First, China should provide the U.S. with its own draft agreement. It should be the same as the last 150 page text, but include three drafting changes satisfying China’s “red lines” announced on 13 May – removing the U.S. provision retaining tariffs after the agreement is signed; removing the provision for the U.S. to unilaterally reimpose tariffs in the future if they decide that China is not honouring the agreement; inserting a provision that China will give effect to the agreement “consistent with its constitutional, legislative and regulatory processes”. The bottom line is that if the U.S. objects to China’s implementation of the agreement in the future, Washington will take unilateral action anyway.

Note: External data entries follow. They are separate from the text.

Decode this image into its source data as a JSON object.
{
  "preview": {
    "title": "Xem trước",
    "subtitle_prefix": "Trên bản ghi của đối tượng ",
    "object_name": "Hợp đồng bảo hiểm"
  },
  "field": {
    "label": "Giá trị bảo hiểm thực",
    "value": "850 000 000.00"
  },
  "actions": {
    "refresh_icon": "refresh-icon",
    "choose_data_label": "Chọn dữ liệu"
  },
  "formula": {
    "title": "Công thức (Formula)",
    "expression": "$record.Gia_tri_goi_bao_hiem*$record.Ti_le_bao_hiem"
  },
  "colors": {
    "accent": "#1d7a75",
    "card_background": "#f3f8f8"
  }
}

Second, China should improve the original offer of a $200 billion reduction in the bilateral trade deficit over time. This is lousy economics. But it’s important to Trump personally and politically.
Third, China must retain the draft agreement’s existing provisions on the protection of intellectual property and the outlawing of forced technology transfer. These are critical structural changes in China’s trade and economic practices for the future. On state subsidy for Chinese industry and enterprises, China will not ban this in the text of the agreement. But it may be possible to have each country declare in the official communique accompanying the signing of the agreement its position on state industry policy for the future – including the domestic and international arbitral mechanisms that will be applicable to enforce all relevant laws on competitive neutrality.
Fourth, none of this will work unless both sides create a positive political atmosphere now. This is not a feel good question. It’s about concrete actions. China could kick start this by immediately placing a large order for American soy beans and corn. That helps Trump’s angry farmer problem in his Republican heartland. The U.S. has already begun to act by deferring the currently scheduled 5 per cent tariff hike scheduled for October 1. Proceeding with that would have alienated the Chinese leadership as it fell precisely on the 70th anniversary of the the People’s Republic’s founding. The U.S. might also issue permits for some non-sensitive applications received from U.S. firms wishing to sell product to Huawei – applications currently languishing on the Commerce Secretary’s desk.
Fifth, both sides should regard the APEC Summit in Santiago on November 16 as the last chance saloon for signing a deal. Following high level negotiations between Vice Premier Liu He and United States Trade Representative Robert Lighthizer in early October, outstanding problems should then be agreed at a 14th and final round in Beijing in early November. Getting the deal done before Thanksgiving will be critical to undergird U.S. business and consumer confidence going into the Christmas season.
I’m one of few who have argued all year that despite all the public political fireworks, the underlying interests of both presidents make a deal more likely than not. But a failure to manage the next two critical months carefully could still cause the whole process to implode.
And to be clear, both sides have already spent a lot of time preparing Plan B for 2020 – namely to let loose the dogs of economic war between the two countries, each appealing to underlying nationalist sentiment to blame their domestic economic woes on the other.
In which case we should all get ready for the risk of recession next year – for the U.S., Europe and Australia, while China would seek to reduce the impact through further fiscal and monetary stimulus. The options now facing Washington and Beijing are stark indeed. And for all of us.